Then, he knew, the pup would also die that worriedly trembled near to its mother’s side, offsetting her deep growls with a strained whimper, creating a poignant symphony of pain, fear and anxiety.

The man thought silently. He bit down upon the inside of his cheek and swallowed hard. Then he raised himself from his haunches, lifted the barrel of his rifle and fired. The shot seemed to echo for a long while and the man listened as it died out. Then, pinching the young creature by the nape and cradling it gingerly in his arms as it yelped, he turned and walked away.

In the months and years that followed he questioned his judgment more than most would imagine, crying as he lay awake and whispering his prayers aloud. The murder of the mother was irrelevant. He had known that she would perish. What he punished himself for was not the execution, but the rescue.

Most mornings he would awake in the cold half-light of his cabin to the coarse sensation of the creature’s tongue sandpapering his hand. Often he would simply open his eyes and try with all his might to absorb the beauty of the animal, but no matter how he tried, he just couldn’t seem to drink it in fully. In short, he felt unworthy. The thing was of a godly nature to him. Each claw that clicked upon his battered hardwood floor anchored his guilt and solidified the knowledge that he had no right to contain this creature, to house this embodiment of everything wild and fierce in the natural world. He didn’t know if the wildness of the animal could actually be tamed, but he feared that he done more damage than good, that he had tainted the purity of the creature.

Sometimes, when the days were warm, he would leave the front door open and secretly hope that the wolf would simply trot through it and head back into the wilderness and never return. He would imagine seeing a wisp of the tail cut across his periphery and then all his guilt would wash away like the oil on the highway during a hard rain…
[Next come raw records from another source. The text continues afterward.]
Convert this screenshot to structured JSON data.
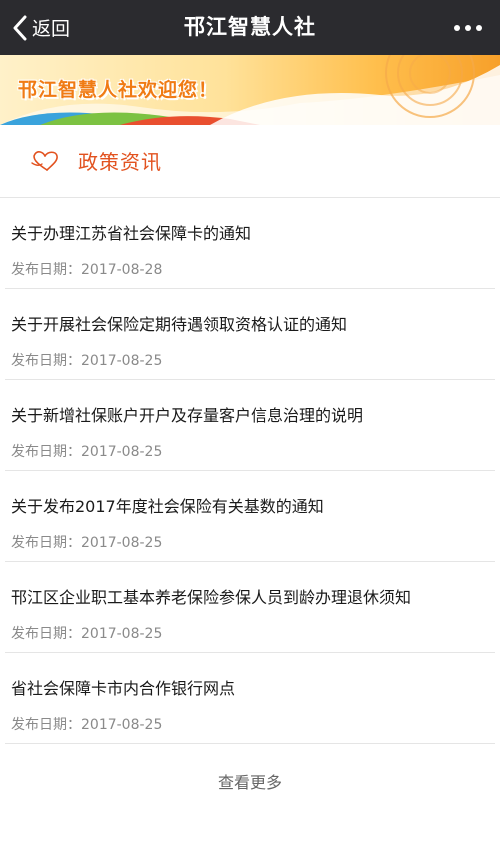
{
  "navbar": {
    "back_label": "返回",
    "title": "邗江智慧人社"
  },
  "banner": {
    "text": "邗江智慧人社欢迎您！"
  },
  "section": {
    "title": "政策资讯",
    "accent_color": "#e2521f"
  },
  "news": [
    {
      "title": "关于办理江苏省社会保障卡的通知",
      "date": "发布日期：2017-08-28"
    },
    {
      "title": "关于开展社会保险定期待遇领取资格认证的通知",
      "date": "发布日期：2017-08-25"
    },
    {
      "title": "关于新增社保账户开户及存量客户信息治理的说明",
      "date": "发布日期：2017-08-25"
    },
    {
      "title": "关于发布2017年度社会保险有关基数的通知",
      "date": "发布日期：2017-08-25"
    },
    {
      "title": "邗江区企业职工基本养老保险参保人员到龄办理退休须知",
      "date": "发布日期：2017-08-25"
    },
    {
      "title": "省社会保障卡市内合作银行网点",
      "date": "发布日期：2017-08-25"
    }
  ],
  "load_more_label": "查看更多"
}
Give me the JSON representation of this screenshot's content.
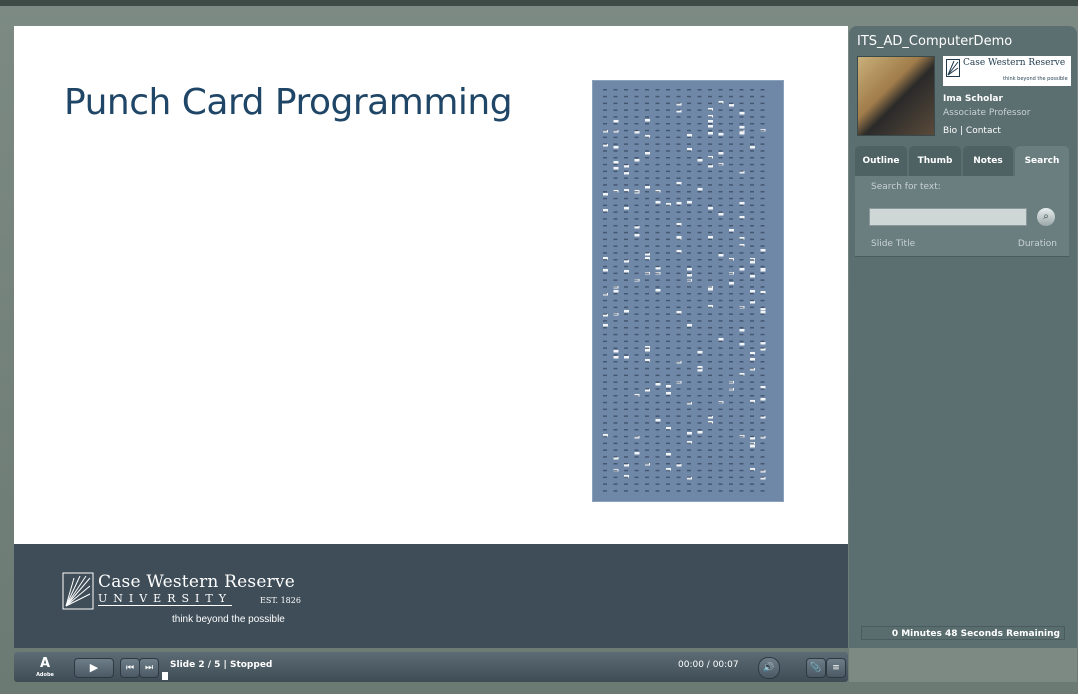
{
  "slide": {
    "title": "Punch Card Programming",
    "footer": {
      "logo_name": "Case Western Reserve",
      "logo_university": "UNIVERSITY",
      "logo_est": "EST. 1826",
      "logo_tagline": "think beyond the possible"
    }
  },
  "controls": {
    "adobe_label": "Adobe",
    "play_glyph": "▶",
    "prev_glyph": "⏮",
    "next_glyph": "⏭",
    "slide_status": "Slide 2 / 5 | Stopped",
    "time": "00:00 / 00:07",
    "volume_glyph": "🔊",
    "attach_glyph": "📎",
    "menu_glyph": "≡"
  },
  "panel": {
    "title": "ITS_AD_ComputerDemo",
    "mini_logo_name": "Case Western Reserve",
    "mini_logo_tag": "think beyond the possible",
    "presenter": {
      "name": "Ima Scholar",
      "role": "Associate Professor",
      "links": "Bio | Contact"
    },
    "tabs": [
      "Outline",
      "Thumb",
      "Notes",
      "Search"
    ],
    "active_tab": "Search",
    "search": {
      "label": "Search for text:",
      "value": "",
      "placeholder": "",
      "button_glyph": "⌕",
      "col_title": "Slide Title",
      "col_duration": "Duration"
    },
    "remaining": "0 Minutes 48 Seconds Remaining"
  },
  "colors": {
    "slide_title": "#1f4666",
    "footer_bg": "#3e4d58",
    "panel_bg": "#5b6e70",
    "punch_card": "#6f87a7"
  }
}
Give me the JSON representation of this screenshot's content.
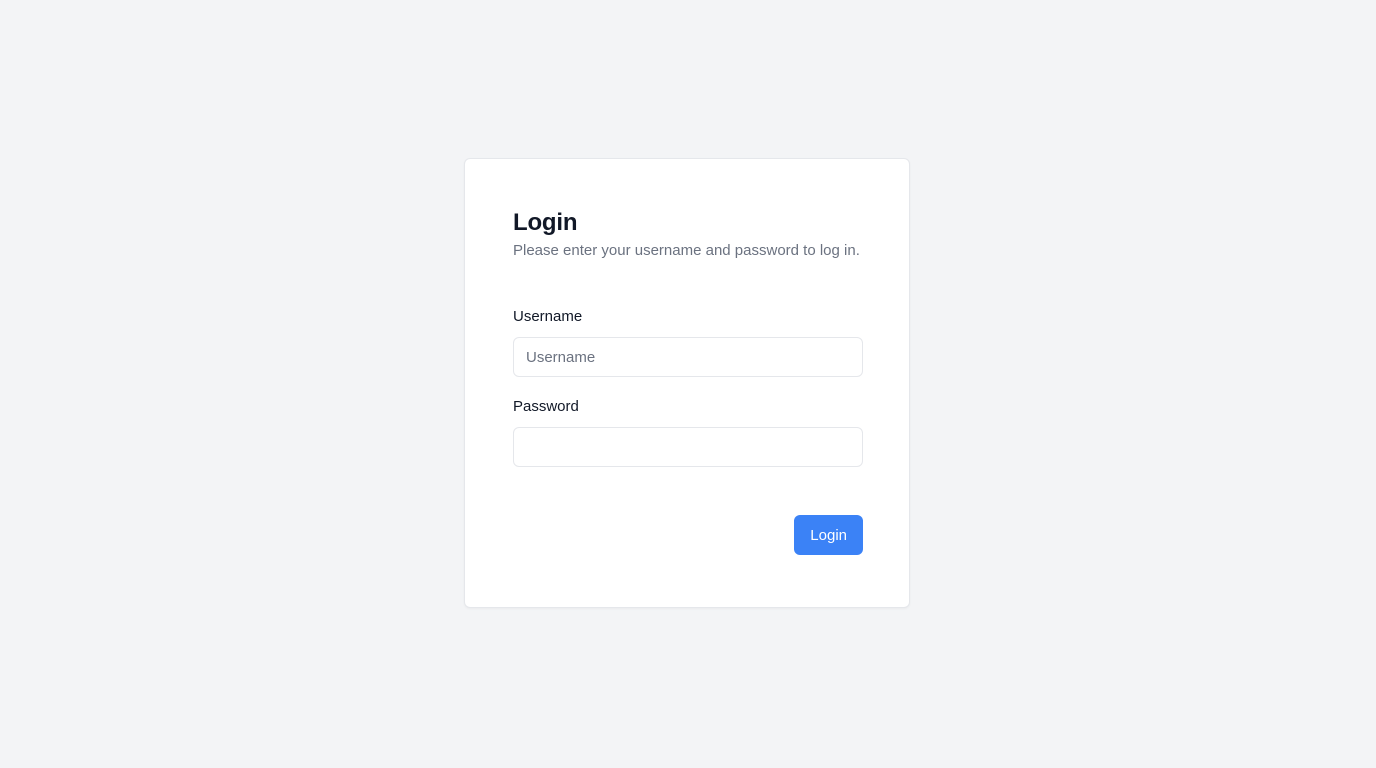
{
  "login_form": {
    "title": "Login",
    "subtitle": "Please enter your username and password to log in.",
    "username": {
      "label": "Username",
      "placeholder": "Username",
      "value": ""
    },
    "password": {
      "label": "Password",
      "placeholder": "",
      "value": ""
    },
    "submit_label": "Login"
  },
  "colors": {
    "background": "#f3f4f6",
    "card": "#ffffff",
    "accent": "#3b82f6",
    "text_primary": "#111827",
    "text_muted": "#6b7280",
    "border": "#e5e7eb"
  }
}
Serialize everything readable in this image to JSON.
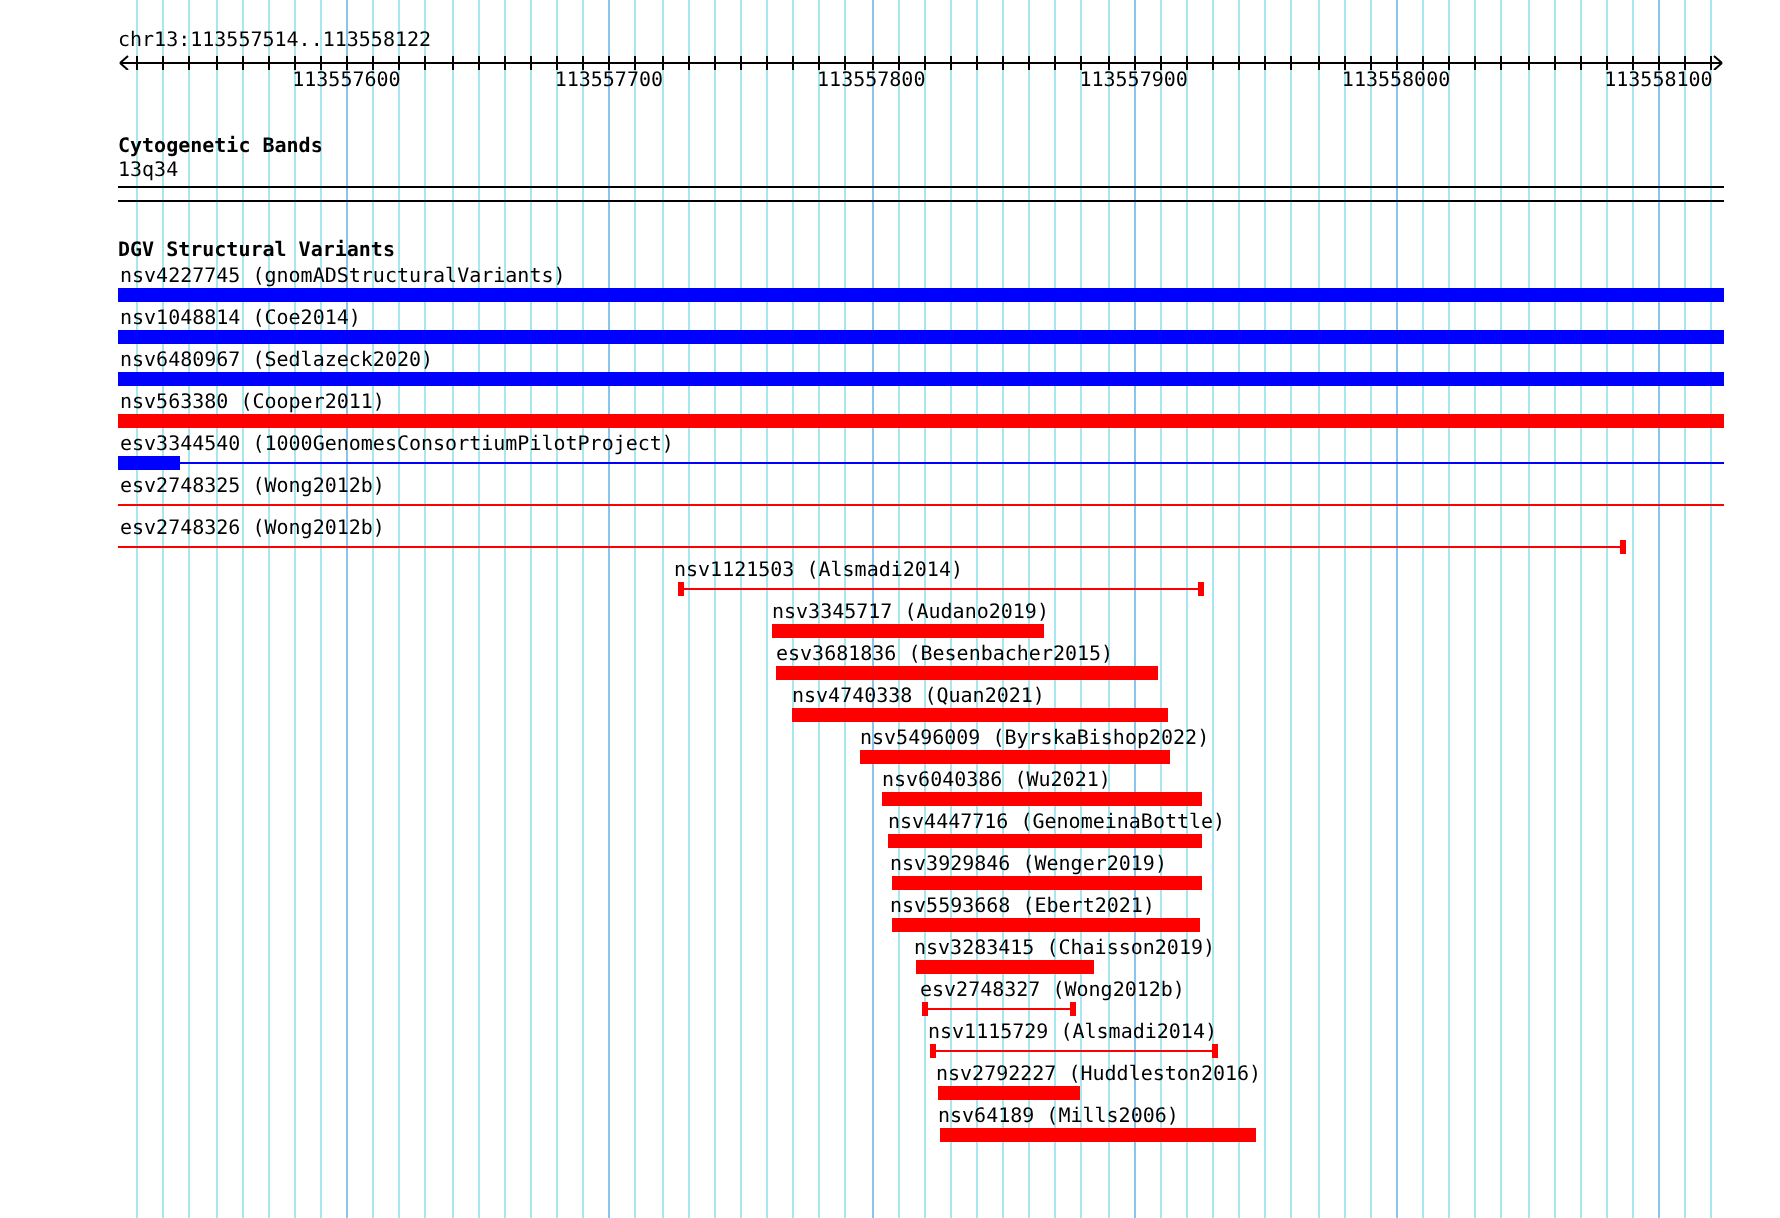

But on these occasions the creature would only stare at the man inquisitively and lie down in the splay of sunshine as it beamed onto the cabin floor. In time the wolf would yawn and lick himself, and the man would walk over to the creature and crouch to pet him. In that moment, as the animal thumped his tail against the floor in approval, the man would wonder if this was the communion with nature that so many had seemed to hope for throughout history or, he questioned, was it still out there floating along on some swampy breeze, buried underneath the needles of some ancient pine, intangible and unattainable?